Tom Levin took a huge step back into the spotlight, after struggling for years through a bad record deal, with 2011’s Tooth and Claw. This new album consolidates everything that once made him a best-new-artist phenom – even as Them Feet explores new musical complexities.
The title track, for instance, opens with a lean, insistent riff – but whatever menace that telegraphs is soon undercut by Levin’s typically heartfelt, observational writing style. Even as a Adam Borjesson’s fluttering banjo and Kalle Persson’s stomping cadence join the proceedings, Levin continues working against the grain: “Them Feet” sounds like a prison work song, but plays out as a parable about giving your whole heart to something, through thick and thin.
He’s certainly seen both since earning Male Artist of the Year honors from in the New Music Weekly Awards back in 2007 – only to see the guy who signed him quit after joining a label in Levin’s home country of Sweden. He labored under that deal for three long years before finally emerging again as an indie artist in 2011. Since, he’s released Tooth and Claw, been the only international performer invited to New Orleans’ Cutting Edge Festival and is preparing to release not one but two albums in 2014 – beginning with the impressively layered, always involving Them Feet, due on January 29, 2014.
The Aimee Bobruk co-written “I Raise My Flag,” one of only three songs here not credited to Levin alone, has a more muscular, modern feel – though Levin’s sharp eye for the particular (be that turn of phrase, or moment in time) remains the thread that connects everything here. As the track plays out, Levin – who co-produces with Dark Lama – builds a tornadic setting for this song of sweet surrender. “Pull Yourself Together” employs a lean, Bo Diddle-inspired rhythm, as Levin settles into a dark, gravelly vocal. He sounds both annoyed, and a little bemused, by his loveable loser of a subject. Anders Borjesson’s honking saxophone, again working in dichotomy, gives the song a honky-tonk propulsion.
“As Long as It’s Good,” a song about taking things as they come, returns to the shotgun-shack musical danger of the album opener, fired along by a tough backbeat from Persson, who also mixed and mastered Them Feet. “Once I Almost Killed a Horse,” in which Levin explores an innocent’s dumb-luck naivety and the way he stumbles toward something good, anyway. All of it, every mistake along the way, seemed to lead to his one true love. Levin’s vocal, so filled with hope and love, perfectly captures the lingering sense of wonder surrounding this happy turn of events.
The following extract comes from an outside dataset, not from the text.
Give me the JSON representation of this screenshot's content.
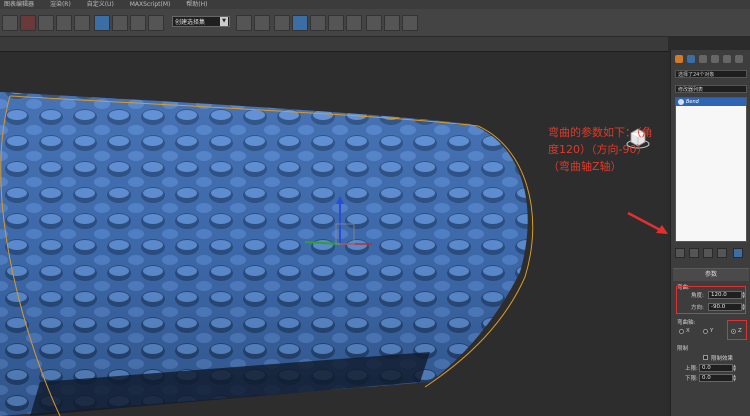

“Company Man,” with its stuttering, off-kilter structure and brittle approach with the lyric, arrives then like a punch in the middle of the chest – in the same way that any every-day reverie is broken by bad news, from the news or the mail or the phone. Levin ultimately finds a gospel-inflected kind of redemption, but it’s a rocky journey.
“June’s Memory Lane,” a contemplative examination of the things that age takes from us, opens up a lonesome landscape filled with things forgotten. A similar quietude surrounds “Father to a Son” – the third song, after “I Raise My Flag” and “Pull Yourself Together,” co-written by Levin with Brian Hobbs. Together, the try to make sense of the differences that can tear a child apart from a parent, and the love that can bridge those differences over time.
“King Neptune” finishes Them Feet with an anthem’s broad brush stroke, as Levin stirs in sweeping mythical touchstones – even while staying true to the album’s consistently involving small-scale narrative focus. This isn’t the story of a conquering hero, but of a very personal love that becomes legendary in someone’s heart.